Skinner’s American Antiques Auction to Be Rescheduled for Saturday, Due to an unexpected storm, the American Furniture and Decorative Arts Sale no. 2567B, originally scheduled for October 30th at 11 AM has been postponed until Saturday, November 5th, 2011 at 10AM.
News-Antique.com - Oct 06,2011 - Skinner Inc. today announced its fall auction of American Furniture and Decorative Arts will be held in its Boston gallery on November 5th, 2011, rescheduled from the original date of October 30th due to an unexpected storm in the Northeast. The sale features the early photography collection of Rod MacKenzie as well as American lighting, fine American furniture – both formal and paint-decorated – folk art, marine paintings, textiles and needlework, early pottery and stoneware, and much more.
The Rod MacKenzie Collection of Early Photography
The sale kicks off with the Rod MacKenzie collection of early photography. Many of the 150 lots of daguerreotypes, ambrotypes, and tintypes are housed in rare hard plastic cases. As a collector, MacKenzie has a sophisticated taste for images that speak to the viewer emotionally, historically, and artistically. MacKenzie's extensive knowledge of American history, particularly of the Civil War, is represented by dozens of extraordinary images of military officers and soldiers.
MacKenzie collects images that tell stories. This collection contains many images that convey a strong sense of narrative: portraits of beautiful, stylishly dressed women; prosperous, optimistic young couples and large family groups; children at school; and men shown at their daily occupations. The group of "occupationals" includes an architect, a blacksmith, a mailman, farmers, musicians, carpenters, and firemen.
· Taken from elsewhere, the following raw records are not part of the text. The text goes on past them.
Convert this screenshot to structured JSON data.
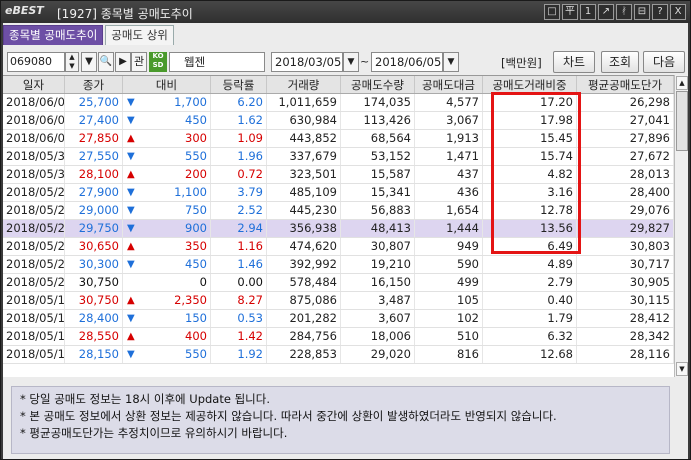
{
  "window": {
    "logo": "eBEST",
    "title": "[1927] 종목별 공매도추이",
    "buttons": [
      "□",
      "平",
      "1",
      "↗",
      "ᚯ",
      "⊟",
      "?",
      "X"
    ]
  },
  "tabs": [
    {
      "label": "종목별 공매도추이",
      "active": true
    },
    {
      "label": "공매도 상위",
      "active": false
    }
  ],
  "toolbar": {
    "code": "069080",
    "related_label": "관",
    "badge": "코스닥",
    "name": "웹젠",
    "date_from": "2018/03/05",
    "date_to": "2018/06/05",
    "tilde": "~",
    "unit": "[백만원]",
    "chart_btn": "차트",
    "query_btn": "조회",
    "next_btn": "다음"
  },
  "table": {
    "columns": [
      "일자",
      "종가",
      "대비",
      "등락률",
      "거래량",
      "공매도수량",
      "공매도대금",
      "공매도거래비중",
      "평균공매도단가"
    ],
    "rows": [
      {
        "date": "2018/06/05",
        "close": "25,700",
        "dir": "dn",
        "change": "1,700",
        "rate": "6.20",
        "volume": "1,011,659",
        "short_qty": "174,035",
        "short_amt": "4,577",
        "ratio": "17.20",
        "avg": "26,298"
      },
      {
        "date": "2018/06/04",
        "close": "27,400",
        "dir": "dn",
        "change": "450",
        "rate": "1.62",
        "volume": "630,984",
        "short_qty": "113,426",
        "short_amt": "3,067",
        "ratio": "17.98",
        "avg": "27,041"
      },
      {
        "date": "2018/06/01",
        "close": "27,850",
        "dir": "up",
        "change": "300",
        "rate": "1.09",
        "volume": "443,852",
        "short_qty": "68,564",
        "short_amt": "1,913",
        "ratio": "15.45",
        "avg": "27,896"
      },
      {
        "date": "2018/05/31",
        "close": "27,550",
        "dir": "dn",
        "change": "550",
        "rate": "1.96",
        "volume": "337,679",
        "short_qty": "53,152",
        "short_amt": "1,471",
        "ratio": "15.74",
        "avg": "27,672"
      },
      {
        "date": "2018/05/30",
        "close": "28,100",
        "dir": "up",
        "change": "200",
        "rate": "0.72",
        "volume": "323,501",
        "short_qty": "15,587",
        "short_amt": "437",
        "ratio": "4.82",
        "avg": "28,013"
      },
      {
        "date": "2018/05/29",
        "close": "27,900",
        "dir": "dn",
        "change": "1,100",
        "rate": "3.79",
        "volume": "485,109",
        "short_qty": "15,341",
        "short_amt": "436",
        "ratio": "3.16",
        "avg": "28,400"
      },
      {
        "date": "2018/05/28",
        "close": "29,000",
        "dir": "dn",
        "change": "750",
        "rate": "2.52",
        "volume": "445,230",
        "short_qty": "56,883",
        "short_amt": "1,654",
        "ratio": "12.78",
        "avg": "29,076"
      },
      {
        "date": "2018/05/25",
        "close": "29,750",
        "dir": "dn",
        "change": "900",
        "rate": "2.94",
        "volume": "356,938",
        "short_qty": "48,413",
        "short_amt": "1,444",
        "ratio": "13.56",
        "avg": "29,827",
        "selected": true
      },
      {
        "date": "2018/05/24",
        "close": "30,650",
        "dir": "up",
        "change": "350",
        "rate": "1.16",
        "volume": "474,620",
        "short_qty": "30,807",
        "short_amt": "949",
        "ratio": "6.49",
        "avg": "30,803"
      },
      {
        "date": "2018/05/23",
        "close": "30,300",
        "dir": "dn",
        "change": "450",
        "rate": "1.46",
        "volume": "392,992",
        "short_qty": "19,210",
        "short_amt": "590",
        "ratio": "4.89",
        "avg": "30,717"
      },
      {
        "date": "2018/05/21",
        "close": "30,750",
        "dir": "flat",
        "change": "0",
        "rate": "0.00",
        "volume": "578,484",
        "short_qty": "16,150",
        "short_amt": "499",
        "ratio": "2.79",
        "avg": "30,905"
      },
      {
        "date": "2018/05/18",
        "close": "30,750",
        "dir": "up",
        "change": "2,350",
        "rate": "8.27",
        "volume": "875,086",
        "short_qty": "3,487",
        "short_amt": "105",
        "ratio": "0.40",
        "avg": "30,115"
      },
      {
        "date": "2018/05/17",
        "close": "28,400",
        "dir": "dn",
        "change": "150",
        "rate": "0.53",
        "volume": "201,282",
        "short_qty": "3,607",
        "short_amt": "102",
        "ratio": "1.79",
        "avg": "28,412"
      },
      {
        "date": "2018/05/16",
        "close": "28,550",
        "dir": "up",
        "change": "400",
        "rate": "1.42",
        "volume": "284,756",
        "short_qty": "18,006",
        "short_amt": "510",
        "ratio": "6.32",
        "avg": "28,342"
      },
      {
        "date": "2018/05/15",
        "close": "28,150",
        "dir": "dn",
        "change": "550",
        "rate": "1.92",
        "volume": "228,853",
        "short_qty": "29,020",
        "short_amt": "816",
        "ratio": "12.68",
        "avg": "28,116"
      }
    ]
  },
  "notes": [
    "* 당일 공매도 정보는 18시 이후에 Update 됩니다.",
    "* 본 공매도 정보에서 상환 정보는 제공하지 않습니다. 따라서 중간에 상환이 발생하였더라도 반영되지 않습니다.",
    "* 평균공매도단가는 추정치이므로 유의하시기 바랍니다."
  ],
  "colors": {
    "up": "#d60000",
    "down": "#1e6fd9",
    "tab_active": "#6d4fa5",
    "highlight": "#e41414",
    "selected_row": "#ddd5f0"
  }
}
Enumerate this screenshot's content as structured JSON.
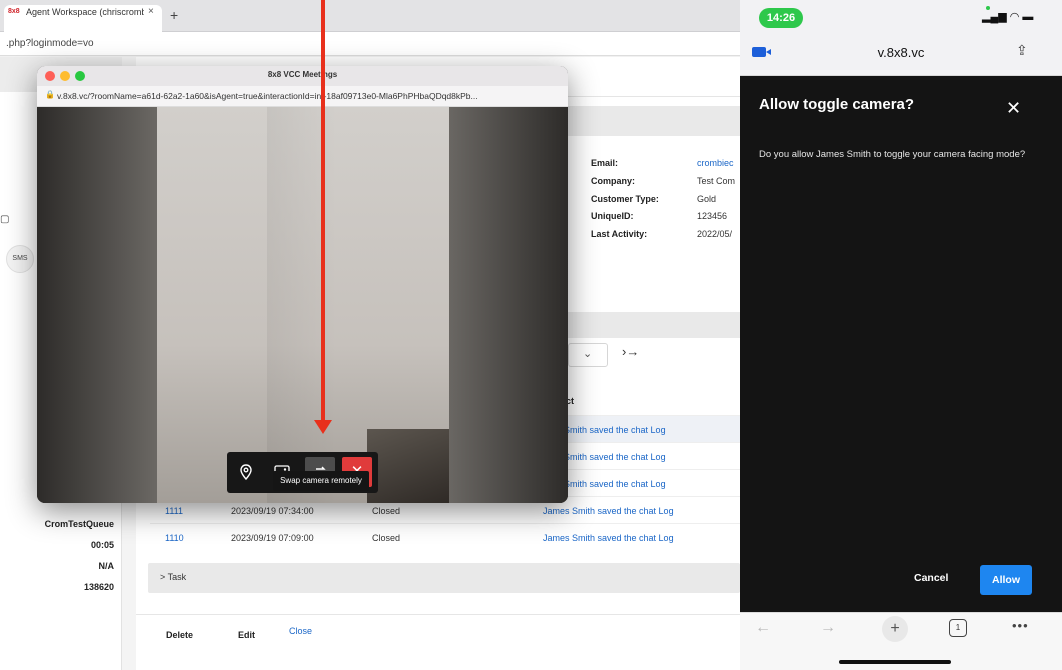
{
  "browser": {
    "tab_logo": "8x8",
    "tab_title": "Agent Workspace (chriscromb",
    "tab_close": "×",
    "new_tab": "+",
    "url": ".php?loginmode=vo"
  },
  "workspace": {
    "sms_label": "SMS",
    "info": {
      "labels": [
        "Email:",
        "Company:",
        "Customer Type:",
        "UniqueID:",
        "Last Activity:"
      ],
      "values": [
        "crombiec",
        "Test Com",
        "Gold",
        "123456",
        "2022/05/"
      ]
    },
    "pager_next": "›→",
    "column_header": "ct",
    "rows": [
      {
        "id": "",
        "date": "",
        "status": "",
        "message": "es Smith saved the chat Log"
      },
      {
        "id": "",
        "date": "",
        "status": "",
        "message": "es Smith saved the chat Log"
      },
      {
        "id": "",
        "date": "",
        "status": "",
        "message": "es Smith saved the chat Log"
      },
      {
        "id": "1111",
        "date": "2023/09/19 07:34:00",
        "status": "Closed",
        "message": "James Smith saved the chat Log"
      },
      {
        "id": "1110",
        "date": "2023/09/19 07:09:00",
        "status": "Closed",
        "message": "James Smith saved the chat Log"
      }
    ],
    "queue_info": [
      "CromTestQueue",
      "00:05",
      "N/A",
      "138620"
    ],
    "task_label": "> Task",
    "footer": {
      "delete": "Delete",
      "edit": "Edit",
      "close": "Close"
    }
  },
  "video_window": {
    "title": "8x8 VCC Meetings",
    "url": "v.8x8.vc/?roomName=a61d-62a2-1a60&isAgent=true&interactionId=int-18af09713e0-Mla6PhPHbaQDqd8kPb...",
    "tooltip": "Swap camera remotely",
    "toolbar": {
      "location_icon": "location-pin-icon",
      "image_icon": "image-icon",
      "swap_icon": "camera-swap-icon",
      "end_icon": "close-icon"
    }
  },
  "phone": {
    "time": "14:26",
    "domain": "v.8x8.vc",
    "dialog_title": "Allow toggle camera?",
    "dialog_body": "Do you allow James Smith to toggle your camera facing mode?",
    "cancel": "Cancel",
    "allow": "Allow",
    "tab_count": "1"
  },
  "colors": {
    "accent_blue": "#1a66c7",
    "allow_blue": "#1e86f0",
    "end_red": "#e03b3b",
    "arrow_red": "#e8301c",
    "time_green": "#2ec84b"
  }
}
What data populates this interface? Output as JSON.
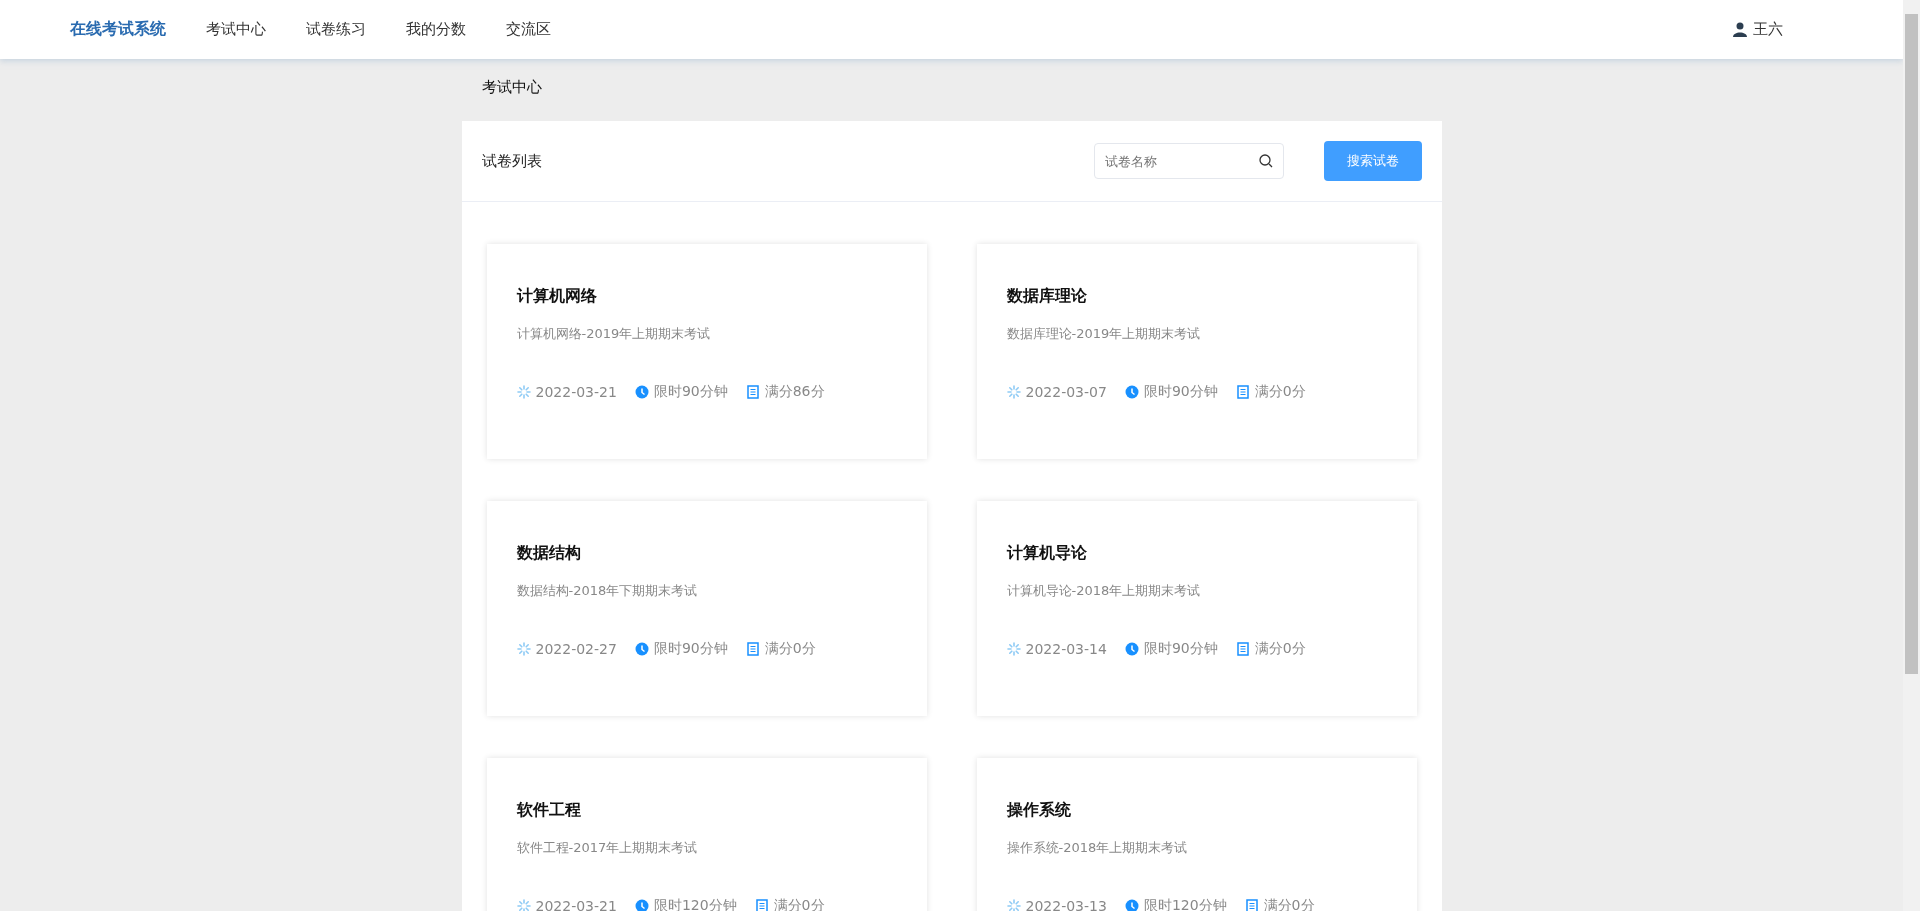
{
  "header": {
    "logo": "在线考试系统",
    "nav": [
      {
        "label": "考试中心"
      },
      {
        "label": "试卷练习"
      },
      {
        "label": "我的分数"
      },
      {
        "label": "交流区"
      }
    ],
    "user": "王六"
  },
  "breadcrumb": "考试中心",
  "panel": {
    "title": "试卷列表",
    "search": {
      "placeholder": "试卷名称"
    },
    "button": "搜索试卷"
  },
  "papers": [
    {
      "title": "计算机网络",
      "description": "计算机网络-2019年上期期末考试",
      "date": "2022-03-21",
      "duration": "限时90分钟",
      "score": "满分86分"
    },
    {
      "title": "数据库理论",
      "description": "数据库理论-2019年上期期末考试",
      "date": "2022-03-07",
      "duration": "限时90分钟",
      "score": "满分0分"
    },
    {
      "title": "数据结构",
      "description": "数据结构-2018年下期期末考试",
      "date": "2022-02-27",
      "duration": "限时90分钟",
      "score": "满分0分"
    },
    {
      "title": "计算机导论",
      "description": "计算机导论-2018年上期期末考试",
      "date": "2022-03-14",
      "duration": "限时90分钟",
      "score": "满分0分"
    },
    {
      "title": "软件工程",
      "description": "软件工程-2017年上期期末考试",
      "date": "2022-03-21",
      "duration": "限时120分钟",
      "score": "满分0分"
    },
    {
      "title": "操作系统",
      "description": "操作系统-2018年上期期末考试",
      "date": "2022-03-13",
      "duration": "限时120分钟",
      "score": "满分0分"
    }
  ]
}
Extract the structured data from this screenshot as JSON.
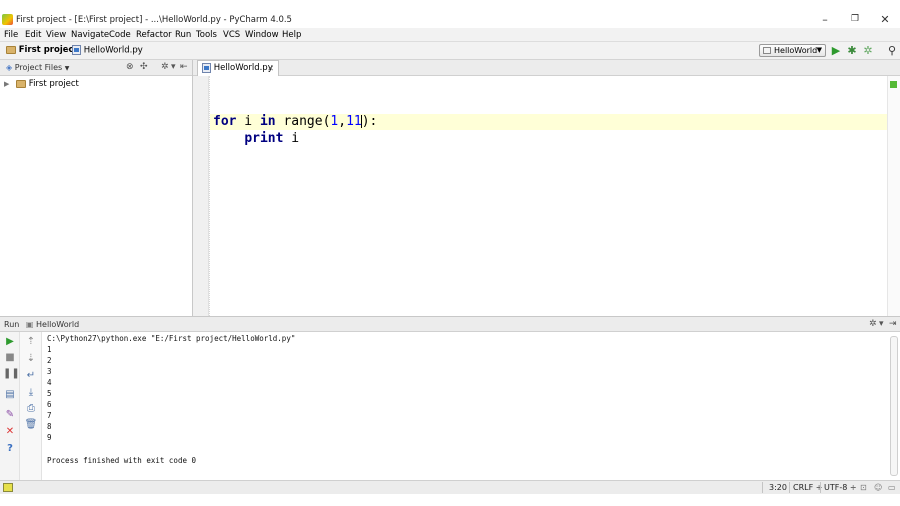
{
  "window": {
    "title": "First project - [E:\\First project] - ...\\HelloWorld.py - PyCharm 4.0.5",
    "minimize": "–",
    "maximize": "❐",
    "close": "✕"
  },
  "menu": [
    "File",
    "Edit",
    "View",
    "Navigate",
    "Code",
    "Refactor",
    "Run",
    "Tools",
    "VCS",
    "Window",
    "Help"
  ],
  "navbar": {
    "project": "First project",
    "file": "HelloWorld.py",
    "run_config": "HelloWorld"
  },
  "project_panel": {
    "title": "Project Files",
    "root": "First project"
  },
  "editor": {
    "tab": "HelloWorld.py",
    "code": {
      "line1": {
        "kw1": "for",
        "t1": " i ",
        "kw2": "in",
        "t2": " range(",
        "n1": "1",
        "t3": ",",
        "n2": "11",
        "t4": "):"
      },
      "line2": {
        "indent": "    ",
        "kw": "print",
        "t": " i"
      }
    }
  },
  "run_panel": {
    "title": "Run",
    "config": "HelloWorld",
    "command": "C:\\Python27\\python.exe \"E:/First project/HelloWorld.py\"",
    "output": [
      "1",
      "2",
      "3",
      "4",
      "5",
      "6",
      "7",
      "8",
      "9"
    ],
    "finished": "Process finished with exit code 0"
  },
  "status": {
    "position": "3:20",
    "line_separator": "CRLF ÷",
    "encoding": "UTF-8 ÷"
  },
  "colors": {
    "keyword": "#000080",
    "number": "#0000ff",
    "current_line": "#ffffd7",
    "run_green": "#3a9a2a"
  }
}
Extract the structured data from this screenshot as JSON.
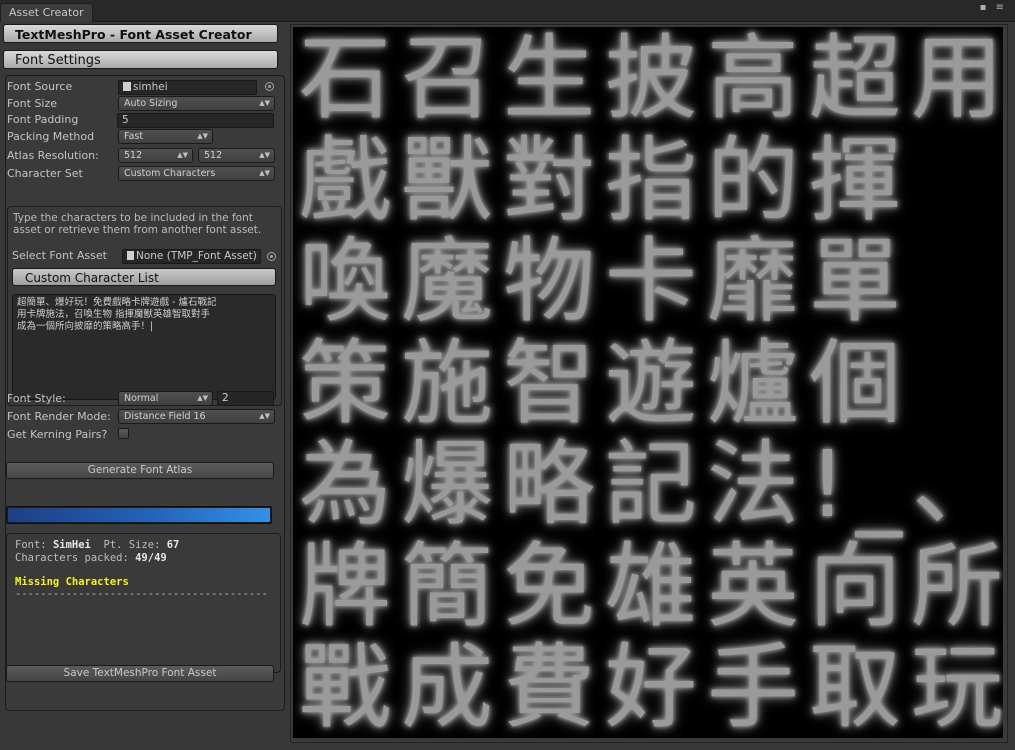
{
  "window": {
    "tab_title": "Asset Creator",
    "controls": "▪ ≡"
  },
  "header": {
    "title": "TextMeshPro - Font Asset Creator",
    "section": "Font Settings"
  },
  "settings": {
    "font_source_label": "Font Source",
    "font_source_value": "simhei",
    "font_size_label": "Font Size",
    "font_size_value": "Auto Sizing",
    "font_padding_label": "Font Padding",
    "font_padding_value": "5",
    "packing_method_label": "Packing Method",
    "packing_method_value": "Fast",
    "atlas_resolution_label": "Atlas Resolution:",
    "atlas_width": "512",
    "atlas_height": "512",
    "character_set_label": "Character Set",
    "character_set_value": "Custom Characters"
  },
  "characters": {
    "help_text": "Type the characters to be included in the font asset or retrieve them from another font asset.",
    "select_font_asset_label": "Select Font Asset",
    "select_font_asset_value": "None (TMP_Font Asset)",
    "custom_list_button": "Custom Character List",
    "custom_text": "超簡單、爆好玩！免費戲略卡牌遊戲 - 爐石戰記\n用卡牌施法，召喚生物 指揮魔獸英雄智取對手\n成為一個所向披靡的策略高手！|"
  },
  "style": {
    "font_style_label": "Font Style:",
    "font_style_value": "Normal",
    "font_style_amount": "2",
    "render_mode_label": "Font Render Mode:",
    "render_mode_value": "Distance Field 16",
    "kerning_label": "Get Kerning Pairs?",
    "kerning_checked": false
  },
  "actions": {
    "generate_label": "Generate Font Atlas",
    "progress": 1.0,
    "save_label": "Save TextMeshPro Font Asset"
  },
  "info": {
    "font_label": "Font: ",
    "font_value": "SimHei",
    "pt_label": "  Pt. Size: ",
    "pt_value": "67",
    "packed_label": "Characters packed: ",
    "packed_value": "49/49",
    "missing_label": "Missing Characters",
    "divider": "----------------------------------------"
  },
  "atlas_preview": {
    "rows": [
      "石召生披高超用",
      "戲獸對指的揮",
      "喚魔物卡靡單",
      "策施智遊爐個",
      "為爆略記法!_、",
      "牌簡免雄英向所",
      "戰成費好手取玩"
    ]
  },
  "colors": {
    "accent_progress": "#2463b8",
    "missing_text": "#f5f31a"
  }
}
Also represented are rare daguerreotypes of mid-19th century houses and a parade.
Fine New England Furniture
While the sale features many examples of fine American furniture, one of the more noteworthy offerings is a rare Chippendale mahogany serpentine bureau, made in Boston or Charlestown, MA, c. 1760-70. The bureau is characterized by a dramatic molded overhanging top that conforms to the compact chest below with a serpentine front and rare half-serpentine sides. Skinner had sold the bureau to a collector more than twenty years ago. According the Stephen Fletcher, Department Director, “Lot 265 is an extremely rare piece, with its sophisticated shape and rococo fire-gilt brasses not often seen in the Boston area.” The bureau is estimated between $75,000 and $150,000.
From the same collection, is a Queen Anne walnut carved and upholstered easy chair made in Boston in the last half of the 18th century. This beautifully proportioned chair retains its original surface, and is estimated between $40,000 and $60,000.
Fine American Paintings
18th century American portraiture is very rare and this sale is highlighted by an impressive work from 1786, The portrait of Abigail Rose, of North Branford, Connecticut, at the age of fourteen. Abigail is seen seated in a Queen Anne chair next to a table on which rests a group of books and a Battersea patchbox. Well-preserved, in original condition, and not seen publicly since the 1930s, the portrait has descended through the family of the sitter. The portrait, lot 293, is estimated to sell between $150,000 and $250,000. The portrait is being sold with the floral enameled Battersea patchbox portrayed in the painting, Abigail’s prayer book, an early 20th century handwritten label identifying Abigail in the portrait, which states the portrait